The only thing that connects the two realities is the flashbacks I get as I go about my day. A loud sound makes me want to duck to hide, the screams of children playing evoke the screams that filled the corridors with the hospital, and a moment of quiet brings to mind my last image of Isaac’s face, scared and confused. The people around me go to work, attend parties, and spend time with their children. They laugh, cry, and worry about their own problems. Their lives continue as “normal”, unaware of the little things that immediately transport me to that horrible night in Beirut. They live their lives, while I stay frozen.
Time does not interact with pain in the way we expect. Somehow the sun still rises every day. Somehow it still settles. But life as I know it stopped at 6.08pm on August 4, 2021, and that is where part of me remains. The idea that five whole months have passed is as incomprehensible to me as the explosion itself. How have I survived five months without my little one? Before his death, I spent a total of three nights away from Isaac. The first night, when he was eight months old, I was hospitalized with a stomach virus. I remember sitting on that hospital bed at New York University, with the breast pump on because I was still breastfeeding, and crying. Isaac was no more than a mile away, safe at home with his father, and yet it felt like he was a million miles away. The second time was when I was 18 months old and I traveled to Kuwait for two nights for work. I cried all the way to the airport and vowed right then, even before I left the country, that I would never travel for work again unless I could take Isaac with me.
Each of those three nights away from Isaac felt like torture and yet now I’ve gone 156 nights without him and I have my whole life left. How have I spent 156 nights without reading Isaac his bedtime story? 156 nights without him giving me a big bear hug and saying “Bonne nuit, mom”? – 156 nights without sneaking into his room late at night just to check he’s okay? How have I survived 156 nights? I don’t want to move forward, each step forward in time is a step beyond Isaac and our life with him, but going back is impossible. And then I’m stuck. Life moves on around me, but I’m stuck at The.
The horror of what happened to Isaac, the pain I feel, permeates every aspect of my being. It is omnipresent, even suffocating. I live in a permanent state of cognitive dissonance: on the one hand fully aware of what happened, on the other, unable to believe or accept it. Time and space no longer mean the same thing.
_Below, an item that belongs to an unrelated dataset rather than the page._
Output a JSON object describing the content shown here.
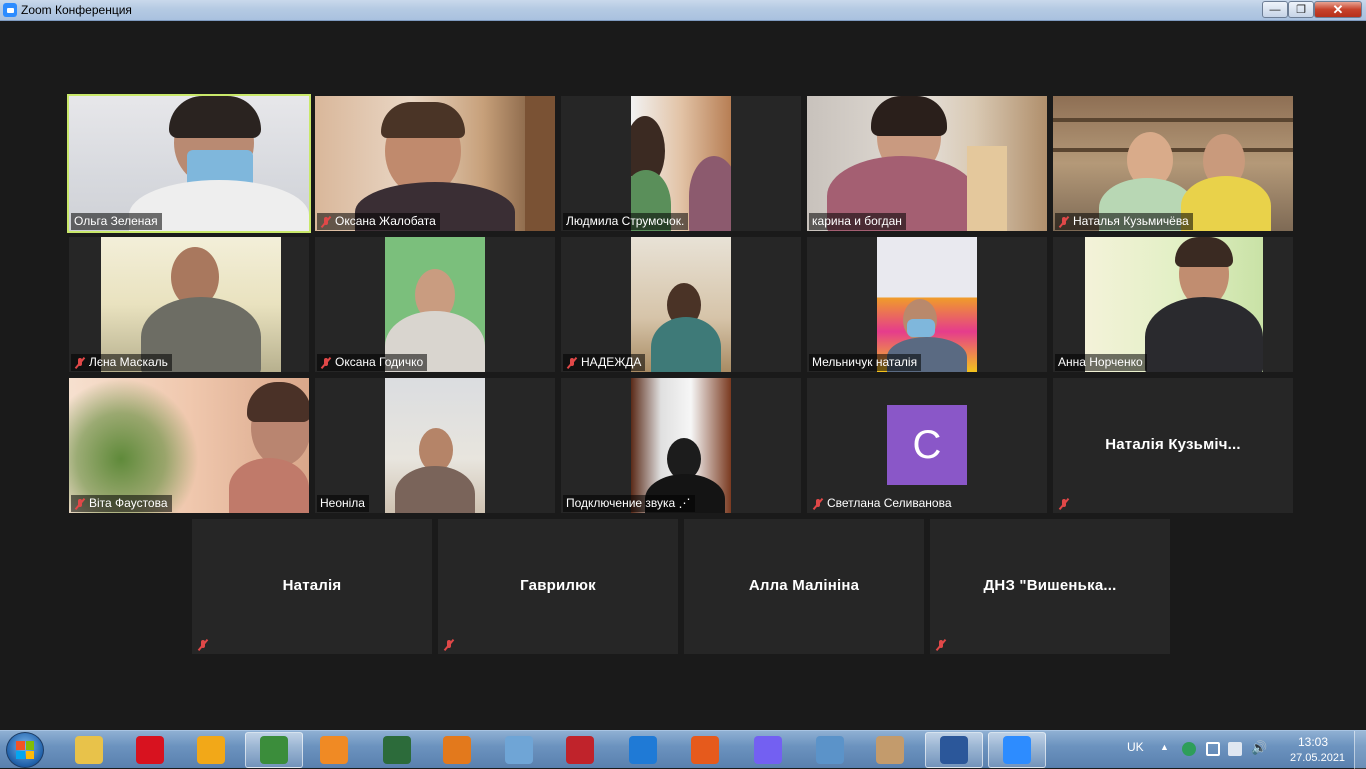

Grief is not just dealing with the loss of my son, but also facing the fact that our lives have fundamentally changed and, try as we might, time passes without whether we like it or not.
George is Digismak’s reported cum editor with 13 years of experience in Journalism